# What you will do
Could you find every line in the entries below that holds the word "South" and copy it?

# Collected data
======
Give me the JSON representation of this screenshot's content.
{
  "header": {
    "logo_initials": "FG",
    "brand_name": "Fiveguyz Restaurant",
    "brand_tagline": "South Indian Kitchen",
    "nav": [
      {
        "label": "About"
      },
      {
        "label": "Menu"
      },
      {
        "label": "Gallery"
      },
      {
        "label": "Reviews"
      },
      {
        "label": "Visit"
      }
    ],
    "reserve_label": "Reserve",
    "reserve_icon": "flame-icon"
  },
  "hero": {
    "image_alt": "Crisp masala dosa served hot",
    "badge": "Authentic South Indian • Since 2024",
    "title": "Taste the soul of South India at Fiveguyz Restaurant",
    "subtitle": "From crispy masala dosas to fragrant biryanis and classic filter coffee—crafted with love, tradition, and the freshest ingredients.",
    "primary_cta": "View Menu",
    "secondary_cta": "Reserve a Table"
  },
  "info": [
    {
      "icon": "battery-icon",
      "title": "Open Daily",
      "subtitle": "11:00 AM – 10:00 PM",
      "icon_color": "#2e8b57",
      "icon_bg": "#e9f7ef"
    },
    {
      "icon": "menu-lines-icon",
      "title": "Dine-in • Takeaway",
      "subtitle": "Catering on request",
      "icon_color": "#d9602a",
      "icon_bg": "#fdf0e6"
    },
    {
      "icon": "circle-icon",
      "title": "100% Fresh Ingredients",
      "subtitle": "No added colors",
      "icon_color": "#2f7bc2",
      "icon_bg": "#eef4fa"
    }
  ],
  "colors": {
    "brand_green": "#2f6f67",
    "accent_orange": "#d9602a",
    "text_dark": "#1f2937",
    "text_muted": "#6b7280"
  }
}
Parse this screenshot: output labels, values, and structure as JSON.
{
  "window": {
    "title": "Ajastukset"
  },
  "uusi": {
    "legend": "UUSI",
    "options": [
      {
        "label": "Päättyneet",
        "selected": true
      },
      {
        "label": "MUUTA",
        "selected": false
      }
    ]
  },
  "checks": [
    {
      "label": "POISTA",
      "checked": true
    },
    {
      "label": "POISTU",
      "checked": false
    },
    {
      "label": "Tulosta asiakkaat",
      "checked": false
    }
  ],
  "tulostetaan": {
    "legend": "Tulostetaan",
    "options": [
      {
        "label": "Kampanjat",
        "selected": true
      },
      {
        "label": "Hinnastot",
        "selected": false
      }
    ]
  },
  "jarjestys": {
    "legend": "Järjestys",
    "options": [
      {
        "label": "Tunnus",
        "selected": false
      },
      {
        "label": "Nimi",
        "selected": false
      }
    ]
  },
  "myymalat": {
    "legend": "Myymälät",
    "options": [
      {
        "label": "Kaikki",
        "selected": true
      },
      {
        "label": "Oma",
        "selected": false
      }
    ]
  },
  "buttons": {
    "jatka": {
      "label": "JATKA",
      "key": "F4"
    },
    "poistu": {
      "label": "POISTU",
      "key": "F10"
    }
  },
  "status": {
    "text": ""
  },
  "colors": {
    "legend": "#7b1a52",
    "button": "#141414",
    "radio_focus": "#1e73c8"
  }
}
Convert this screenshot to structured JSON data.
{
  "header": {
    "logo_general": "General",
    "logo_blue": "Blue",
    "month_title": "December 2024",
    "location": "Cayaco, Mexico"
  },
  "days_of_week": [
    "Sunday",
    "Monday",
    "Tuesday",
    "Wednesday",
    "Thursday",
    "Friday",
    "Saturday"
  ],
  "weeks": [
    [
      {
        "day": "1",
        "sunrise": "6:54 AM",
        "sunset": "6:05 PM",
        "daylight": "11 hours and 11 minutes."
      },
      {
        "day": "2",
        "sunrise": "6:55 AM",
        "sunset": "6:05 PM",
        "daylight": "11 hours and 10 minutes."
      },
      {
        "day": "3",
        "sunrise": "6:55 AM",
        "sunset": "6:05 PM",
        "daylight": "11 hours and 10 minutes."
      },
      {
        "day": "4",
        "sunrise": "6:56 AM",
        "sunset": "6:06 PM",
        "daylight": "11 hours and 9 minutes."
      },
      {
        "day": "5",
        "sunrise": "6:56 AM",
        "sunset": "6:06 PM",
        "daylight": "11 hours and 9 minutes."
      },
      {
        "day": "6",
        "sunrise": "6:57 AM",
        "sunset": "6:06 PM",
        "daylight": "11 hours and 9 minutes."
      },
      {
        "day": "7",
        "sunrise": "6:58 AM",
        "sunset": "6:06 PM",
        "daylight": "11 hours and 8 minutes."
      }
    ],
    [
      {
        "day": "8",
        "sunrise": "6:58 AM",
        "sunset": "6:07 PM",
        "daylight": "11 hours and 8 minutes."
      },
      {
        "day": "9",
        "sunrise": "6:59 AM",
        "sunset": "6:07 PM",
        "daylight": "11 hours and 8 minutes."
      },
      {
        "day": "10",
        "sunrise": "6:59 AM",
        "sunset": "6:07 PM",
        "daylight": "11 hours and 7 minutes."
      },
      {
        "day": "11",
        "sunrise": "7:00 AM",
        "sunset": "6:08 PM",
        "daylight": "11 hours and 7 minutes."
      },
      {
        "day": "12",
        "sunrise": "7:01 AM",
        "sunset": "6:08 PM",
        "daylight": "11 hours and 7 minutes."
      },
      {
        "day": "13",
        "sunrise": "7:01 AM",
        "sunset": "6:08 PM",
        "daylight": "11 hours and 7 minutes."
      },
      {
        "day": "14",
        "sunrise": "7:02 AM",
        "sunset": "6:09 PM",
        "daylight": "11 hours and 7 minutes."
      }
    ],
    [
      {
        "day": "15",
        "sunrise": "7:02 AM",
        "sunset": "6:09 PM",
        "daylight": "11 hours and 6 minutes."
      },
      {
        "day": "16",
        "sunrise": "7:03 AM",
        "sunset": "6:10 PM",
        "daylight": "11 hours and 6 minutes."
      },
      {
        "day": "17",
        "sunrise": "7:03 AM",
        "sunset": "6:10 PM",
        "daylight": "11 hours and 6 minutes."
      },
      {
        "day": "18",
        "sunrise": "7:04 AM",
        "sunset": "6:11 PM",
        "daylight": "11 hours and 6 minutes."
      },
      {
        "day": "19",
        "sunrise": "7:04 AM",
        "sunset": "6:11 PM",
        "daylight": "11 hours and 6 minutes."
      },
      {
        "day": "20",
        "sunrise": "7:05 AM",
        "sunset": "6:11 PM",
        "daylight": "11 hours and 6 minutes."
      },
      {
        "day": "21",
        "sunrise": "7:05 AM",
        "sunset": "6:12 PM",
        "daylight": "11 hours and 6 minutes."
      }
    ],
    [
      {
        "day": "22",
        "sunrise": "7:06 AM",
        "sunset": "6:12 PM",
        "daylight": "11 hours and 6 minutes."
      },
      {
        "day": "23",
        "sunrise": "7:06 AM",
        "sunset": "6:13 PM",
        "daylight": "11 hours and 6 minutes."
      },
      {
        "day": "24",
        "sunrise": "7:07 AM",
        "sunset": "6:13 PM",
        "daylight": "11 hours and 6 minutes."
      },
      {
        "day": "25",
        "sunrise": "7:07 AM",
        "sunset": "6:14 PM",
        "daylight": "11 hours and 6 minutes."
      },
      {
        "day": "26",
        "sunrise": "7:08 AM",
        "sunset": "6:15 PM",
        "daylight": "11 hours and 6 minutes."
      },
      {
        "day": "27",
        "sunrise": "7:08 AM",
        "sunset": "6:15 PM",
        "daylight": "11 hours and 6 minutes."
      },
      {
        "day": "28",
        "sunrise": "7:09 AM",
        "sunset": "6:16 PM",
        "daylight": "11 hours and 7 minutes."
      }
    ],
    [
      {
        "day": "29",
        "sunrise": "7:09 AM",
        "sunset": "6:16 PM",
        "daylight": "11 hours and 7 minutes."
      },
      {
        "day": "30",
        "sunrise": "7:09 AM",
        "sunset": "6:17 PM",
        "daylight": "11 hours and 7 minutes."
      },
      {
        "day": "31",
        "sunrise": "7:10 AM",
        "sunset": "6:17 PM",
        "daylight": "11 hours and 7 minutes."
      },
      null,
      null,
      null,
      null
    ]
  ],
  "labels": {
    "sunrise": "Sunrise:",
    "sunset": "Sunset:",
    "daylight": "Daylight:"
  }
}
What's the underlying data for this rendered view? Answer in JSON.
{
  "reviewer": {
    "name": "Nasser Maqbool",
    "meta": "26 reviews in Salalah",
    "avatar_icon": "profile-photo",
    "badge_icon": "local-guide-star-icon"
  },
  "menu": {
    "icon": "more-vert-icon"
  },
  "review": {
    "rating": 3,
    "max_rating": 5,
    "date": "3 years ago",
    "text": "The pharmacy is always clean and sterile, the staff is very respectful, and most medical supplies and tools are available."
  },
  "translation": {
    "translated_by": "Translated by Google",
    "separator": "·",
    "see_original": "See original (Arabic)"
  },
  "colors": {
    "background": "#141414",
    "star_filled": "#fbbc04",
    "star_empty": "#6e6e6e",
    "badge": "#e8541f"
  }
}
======
# Response to this exercise
    "brand_tagline": "South Indian Kitchen",
    "badge": "Authentic South Indian • Since 2024",
    "title": "Taste the soul of South India at Fiveguyz Restaurant",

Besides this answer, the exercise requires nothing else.